(Reuters) - AerCap (AER.N) has emerged as one of the leading forces in aviation after agreeing to buy the world’s second-largest jet lessor, but its chief executive said on Monday he was in no hurry to join the industry’s recent plane ordering bonanza.
AerCap announced plans last week to buy International Lease Finance Corp from insurer AIG (AIG.N) for $5 billion, cementing ILFC’s role as the industry’s number two by fleet size behind General Electric’s (GE.N) aircraft financing arm GECAS.
AerCap Chief Executive Aengus Kelly said the Dutch-based company’s priority would be to digest ILFC and manage its large portfolio, which includes an order book for next-generation aircraft, while restoring its debt to investment grade.
“Our focus initially will be to harvest the value we have created in this transaction and to start de-levering the balance sheet,” Kelly said in a telephone interview.
“It is not about wanting to order, but if we don’t get the right price, as in the past, we will be very careful in the use of our capital and we won’t spend it where we don’t think we are getting an appropriate risk-reward return.”
Standard & Poor’s said last week it planned to lower AerCap’s corporate credit rating BB+ from BBB-, dipping below investment grade, as a result of the deal to buy ILFC.
Kelly said AerCap intended to restore the rating to investment grade. Asked how long this might take, he said, “The deal won’t close until April or May 2014, so you would have to show a couple of years of financial results post-closing, I would think.”
While many airlines and leasing companies have placed large orders with Airbus and Boeing, giving them work for seven or eight years, AerCap last placed a direct order in 2007 and has mainly bought aircraft from airlines while agreeing to lease them back.
One reason AerCap says it has been cautious has been the long wait before most available deliveries, meaning the cost can rise sharply after escalation or adjustments for inflation.
But ILFC, which helped launch the Boeing 787 and Airbus A350 and has ordered 150 A320neos, represented a one-off opportunity to buy a portfolio with good prices and early availability after Chinese suitors missed payment deadlines.
“ILFC had very attractive pricing, attractive slots and types and we didn’t buy (the aircraft) from manufacturers. We bought them from AIG (at) a big discount to book value. So it was a question of the value - we just thought this was outstanding,” Kelly said.
One aircraft missing from the portfolio of either company is Boeing’s 737 MAX, an upgraded model designed to compete with Airbus’s A320neo as planemakers offer increased fuel savings.

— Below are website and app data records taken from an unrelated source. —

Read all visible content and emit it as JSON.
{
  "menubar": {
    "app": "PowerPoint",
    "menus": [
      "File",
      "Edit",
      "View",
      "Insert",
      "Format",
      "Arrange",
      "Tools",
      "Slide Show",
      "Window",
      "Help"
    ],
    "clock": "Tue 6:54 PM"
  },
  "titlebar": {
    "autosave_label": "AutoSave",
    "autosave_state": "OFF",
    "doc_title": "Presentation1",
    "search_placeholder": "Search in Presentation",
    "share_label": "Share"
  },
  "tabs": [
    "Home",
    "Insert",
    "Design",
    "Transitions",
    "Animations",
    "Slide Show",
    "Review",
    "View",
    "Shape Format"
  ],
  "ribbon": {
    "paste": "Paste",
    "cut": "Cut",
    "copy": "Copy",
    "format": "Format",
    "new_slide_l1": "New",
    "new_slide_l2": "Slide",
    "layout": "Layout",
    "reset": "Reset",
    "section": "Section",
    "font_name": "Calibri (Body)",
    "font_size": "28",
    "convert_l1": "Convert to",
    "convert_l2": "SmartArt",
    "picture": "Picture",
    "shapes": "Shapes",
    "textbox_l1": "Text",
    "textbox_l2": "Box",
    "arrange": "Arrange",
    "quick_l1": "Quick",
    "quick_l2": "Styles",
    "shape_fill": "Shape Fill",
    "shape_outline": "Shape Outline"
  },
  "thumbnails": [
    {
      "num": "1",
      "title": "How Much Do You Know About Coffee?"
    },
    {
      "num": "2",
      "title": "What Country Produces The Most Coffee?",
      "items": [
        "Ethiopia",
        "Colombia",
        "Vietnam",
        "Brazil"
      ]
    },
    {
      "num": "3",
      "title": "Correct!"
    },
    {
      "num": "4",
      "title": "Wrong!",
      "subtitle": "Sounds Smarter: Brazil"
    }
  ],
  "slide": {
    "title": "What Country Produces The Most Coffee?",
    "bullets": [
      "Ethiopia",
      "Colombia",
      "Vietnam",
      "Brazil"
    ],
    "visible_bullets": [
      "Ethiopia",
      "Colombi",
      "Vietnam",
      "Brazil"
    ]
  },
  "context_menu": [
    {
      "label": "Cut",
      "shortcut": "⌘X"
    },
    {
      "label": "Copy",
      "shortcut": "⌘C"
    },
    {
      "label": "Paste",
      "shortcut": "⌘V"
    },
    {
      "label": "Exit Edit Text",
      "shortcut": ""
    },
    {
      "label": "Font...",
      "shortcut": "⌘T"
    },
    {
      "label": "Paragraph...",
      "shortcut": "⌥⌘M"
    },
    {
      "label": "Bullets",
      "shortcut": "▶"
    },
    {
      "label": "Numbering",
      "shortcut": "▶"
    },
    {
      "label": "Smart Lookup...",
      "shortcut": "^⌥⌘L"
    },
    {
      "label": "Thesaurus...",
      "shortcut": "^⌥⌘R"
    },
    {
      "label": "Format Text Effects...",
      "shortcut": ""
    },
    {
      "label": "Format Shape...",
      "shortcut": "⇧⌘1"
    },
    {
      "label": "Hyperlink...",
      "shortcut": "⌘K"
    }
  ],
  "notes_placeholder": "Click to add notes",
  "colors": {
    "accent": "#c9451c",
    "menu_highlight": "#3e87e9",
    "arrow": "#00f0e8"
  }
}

Asked whether AerCap would now order the plane, Kelly said, “That will depend on Boeing quite frankly ... and the pricing they are willing to put on the table.”
Nor is AerCap rushing to buy another revamped aircraft, a fresh version of the Boeing 777 wide-body jet due out in 2020.
“I am sure it will be (in our fleet) in time but we will be looking into 2025 before many of those aircraft start to deliver in size. It is something we will look at carefully at the right time, but it is quite far out at the moment.”
From its beginnings 40 years ago, aircraft leasing is growing as the number of young airlines needed to meet growth in emerging markets increases. Leasing allows airlines to preserve cash, while lessors benefit from a mobile asset.
Kelly said the ILFC deal would not necessarily lead to further consolidation but could encourage others to go public.
“I think this is the deal that was needed to give the industry momentum,” Kelly said.
“I think this transaction will drive a lot of people to look at the IPO market and may encourage people who are waiting in the wings to say ‘if I want to get involved I had better do it soon before the values start to move on further’.”
AerCap has said it would run ILFC as a separate entity and relocate its fleet of some 1,000 owned and managed aircraft in Ireland, where it has offices in addition to its headquarters in the Netherlands.
Asked what would happen to the management team led by Henri Courpron, he said: “We are bringing together two great platforms and we want as many of the ILFC people as possible to be staying with us and I am sure they will”.
AerCap plans to sell part of the ILFC assets which include dozens of older aircraft like Airbus A340s on which the U.S. company has taken significant writedowns.
ILFC was unable to sell aircraft in large quantities because doing so would have forced it to pay tax under some $4 billion of deferred tax liabilities. Relocating the assets to Irish jurisdiction will make them easier to sell, Kelly said.
He indicated that AeroTurbine, the world’s second-largest aircraft break-up business which AerCap sold to ILFC in 2011, would stay in the company for now. Aircraft owners can break up planes and sell parts when their useful economic life runs out.
“We bought it in 2006, because we had an older portfolio...(By 2011) we thought AeroTurbine had done its job for us, as by then we had a very young portfolio and had managed to monetize our assets. In ILFC it is an important part of the platform.”
Editing by Tom Pfeiffer